▶ [TASK DETAILS]: Please output all the entries word for word, without the pictures.

▶ [EXTRACTED INFORMATION]:
——
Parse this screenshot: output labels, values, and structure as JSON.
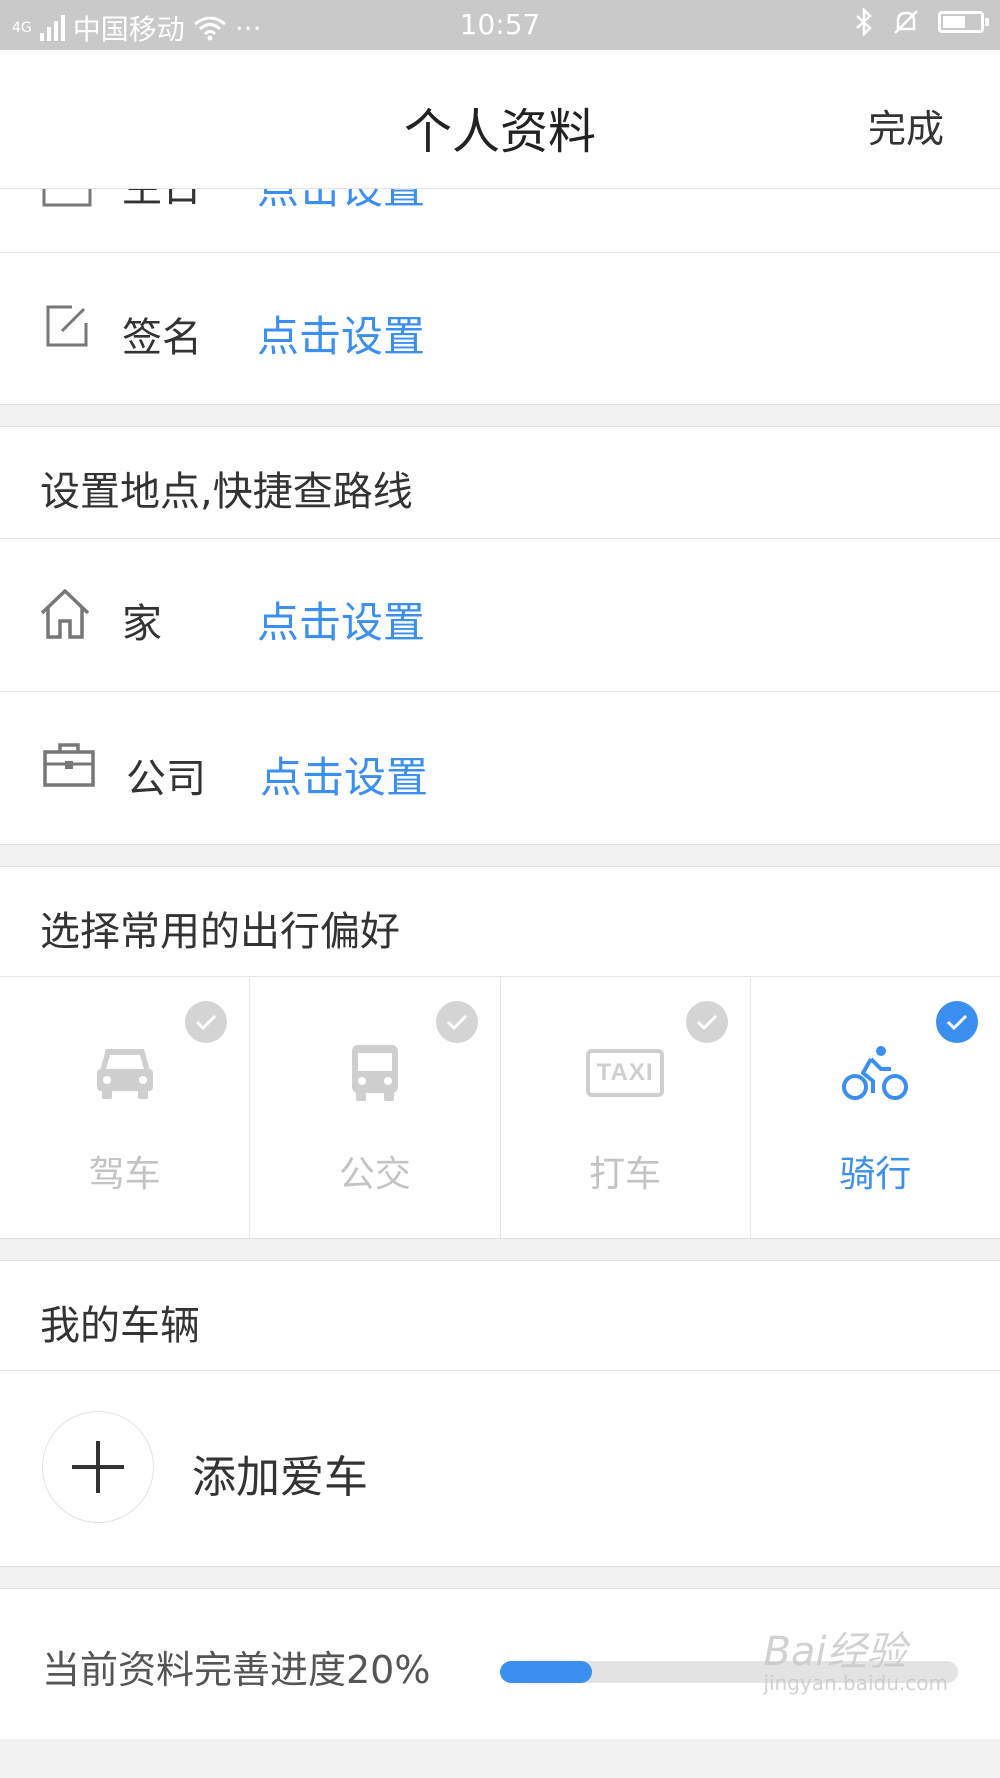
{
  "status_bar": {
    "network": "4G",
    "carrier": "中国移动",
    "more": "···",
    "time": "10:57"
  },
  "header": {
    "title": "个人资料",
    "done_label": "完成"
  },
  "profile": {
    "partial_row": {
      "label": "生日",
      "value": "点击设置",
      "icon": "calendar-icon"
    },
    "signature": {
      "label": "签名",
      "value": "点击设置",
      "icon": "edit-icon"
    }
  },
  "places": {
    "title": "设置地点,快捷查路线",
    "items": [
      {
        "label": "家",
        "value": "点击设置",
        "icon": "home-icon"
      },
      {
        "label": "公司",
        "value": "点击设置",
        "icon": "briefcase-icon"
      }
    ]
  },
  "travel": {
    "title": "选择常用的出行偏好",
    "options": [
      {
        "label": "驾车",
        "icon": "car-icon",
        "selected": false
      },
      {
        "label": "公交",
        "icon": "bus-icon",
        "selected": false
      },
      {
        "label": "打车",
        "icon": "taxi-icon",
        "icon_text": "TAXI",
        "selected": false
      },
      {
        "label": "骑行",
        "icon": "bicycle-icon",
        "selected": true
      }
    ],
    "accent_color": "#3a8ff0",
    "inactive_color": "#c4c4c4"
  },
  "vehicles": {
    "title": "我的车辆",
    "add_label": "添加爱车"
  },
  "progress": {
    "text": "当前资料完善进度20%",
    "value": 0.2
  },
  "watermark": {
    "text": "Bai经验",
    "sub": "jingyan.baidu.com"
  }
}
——
▶ [EXERCISE OUTPUT]:
Parse this screenshot: output labels, values, and structure as JSON.
{
  "status_bar": {
    "network": "4G",
    "carrier": "中国移动",
    "more": "···",
    "time": "10:57"
  },
  "header": {
    "title": "个人资料",
    "done_label": "完成"
  },
  "profile": {
    "partial_row": {
      "label": "生日",
      "value": "点击设置",
      "icon": "calendar-icon"
    },
    "signature": {
      "label": "签名",
      "value": "点击设置",
      "icon": "edit-icon"
    }
  },
  "places": {
    "title": "设置地点,快捷查路线",
    "items": [
      {
        "label": "家",
        "value": "点击设置",
        "icon": "home-icon"
      },
      {
        "label": "公司",
        "value": "点击设置",
        "icon": "briefcase-icon"
      }
    ]
  },
  "travel": {
    "title": "选择常用的出行偏好",
    "options": [
      {
        "label": "驾车",
        "icon": "car-icon",
        "selected": false
      },
      {
        "label": "公交",
        "icon": "bus-icon",
        "selected": false
      },
      {
        "label": "打车",
        "icon": "taxi-icon",
        "icon_text": "TAXI",
        "selected": false
      },
      {
        "label": "骑行",
        "icon": "bicycle-icon",
        "selected": true
      }
    ],
    "accent_color": "#3a8ff0",
    "inactive_color": "#c4c4c4"
  },
  "vehicles": {
    "title": "我的车辆",
    "add_label": "添加爱车"
  },
  "progress": {
    "text": "当前资料完善进度20%",
    "value": 0.2
  },
  "watermark": {
    "text": "Bai经验",
    "sub": "jingyan.baidu.com"
  }
}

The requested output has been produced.